The other part of the response from Brussels corresponds to changes in the shape of the European gas market. Brussels plans to implement three major changes only during the first quarter: the implementation of the controversial cap on the price of gas, the start of joint purchases for a minimum of 15% of its reserves and a new price index that will displace the TTF to the LNG. Brussels hopes with this trio of measures to have greater control capacity and thus avoid competition between the Twenty-seven, a common scenario this year.
The fear of analysts is that the implementation of the changes in the political and regulatory context, as well as the events on the battlefront, could generate another summer of high prices. The future values of the TTF index reached its maximum point of 311 euros MWh on August 25235% above the average values at the end of the year.
For now, gas deliveries in the TTF futures market for the summer are trading just 4.7% above the reference value. However, this is not necessarily an indicator of relevance. Miguel Gil Tertre, head of the Economic Analysis unit of the European Commission’s Energy Department, is skeptical about the impact of this low differential for the summer. “Futures prices have proven to be consistently incorrect over the last 15 months to forecast future prices”, he assures on his Twitter account.
Indeed, the values of the futures market do not match the expectations of analysts, who see values above 100 euros. But the real fear has to do with last year’s strong volatility continuing. The variation in gas prices in the TTF market was slightly higher than 6% throughout 2022, both towards rising and falling values.

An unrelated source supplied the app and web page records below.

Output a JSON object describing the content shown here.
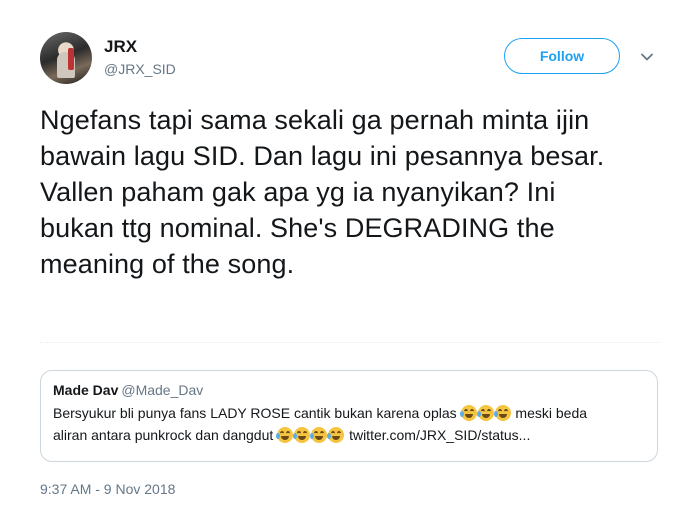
{
  "author": {
    "display_name": "JRX",
    "handle": "@JRX_SID",
    "avatar_icon": "profile-photo"
  },
  "header": {
    "follow_label": "Follow",
    "menu_icon": "chevron-down-icon"
  },
  "tweet": {
    "lines": [
      "Ngefans tapi sama sekali ga pernah minta ijin",
      "bawain lagu SID. Dan lagu ini pesannya besar.",
      "Vallen paham gak apa yg ia nyanyikan? Ini",
      "bukan ttg nominal. She's DEGRADING the",
      "meaning of the song."
    ]
  },
  "quoted_tweet": {
    "name": "Made Dav",
    "handle": "@Made_Dav",
    "line1_text": "Bersyukur bli punya fans LADY ROSE cantik bukan karena oplas",
    "line1_tail": "meski beda",
    "line2_text": "aliran antara punkrock dan dangdut",
    "line2_link": "twitter.com/JRX_SID/status...",
    "emoji_icon": "face-with-tears-of-joy-icon"
  },
  "timestamp": "9:37 AM - 9 Nov 2018",
  "colors": {
    "accent": "#1da1f2",
    "text": "#14171a",
    "secondary": "#657786",
    "border": "#ccd6dd"
  }
}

This is in stark contrast to Brent barrels, whose variation was limited to a third, 2%.
For the next few months, “the greatest volatility is expected on the supply sideand could be affected by expectations of a shortage in the LNG supply and, therefore, of fewer natural gas reserves than expected”, explains Cautel.
2022 has confirmed that black swans, fortuitous events that cause surprise, exist. “2022 has been one of the five warmest years on record and is a reminder of the risks of climate change and its impact on weather patterns”, says a commodity forecast from Swiss bank UBS. Nothing prevents us from thinking that the high temperatures that today make the Twenty-seven happy will become a serious problem in the summer season.
The use of electricity to air condition buildings is on the rise and has increased by 212% in the last decade on the continent, according to data from the European Commission. This puts governments before the double challenge of filling gas tanks for the following winter while the demand for electricity generation remains high.
In the last summer, 33% of electricity generation in Spain was produced from gas, according to data from July to September from Red Eléctrica. In contrast, in the same period of 2021 the level was limited to 21% and in 2020 to 25%. In particular, the European Environment Agency (EEA) highlights that Spain and Portugal, like Greece and Italy, are the countries most affected by frequent heat waves and high electricity prices. In these countries, households could consume 71% of their total average annual energy use in cooling.
That domestic consumption continue at moderate levels, as well as security of supplies, is essential to prevent an increase in industrial demand from skyrocketing. The attitude of households together with the optimism of the markets and the caution of regulators can definitely leave fears behind.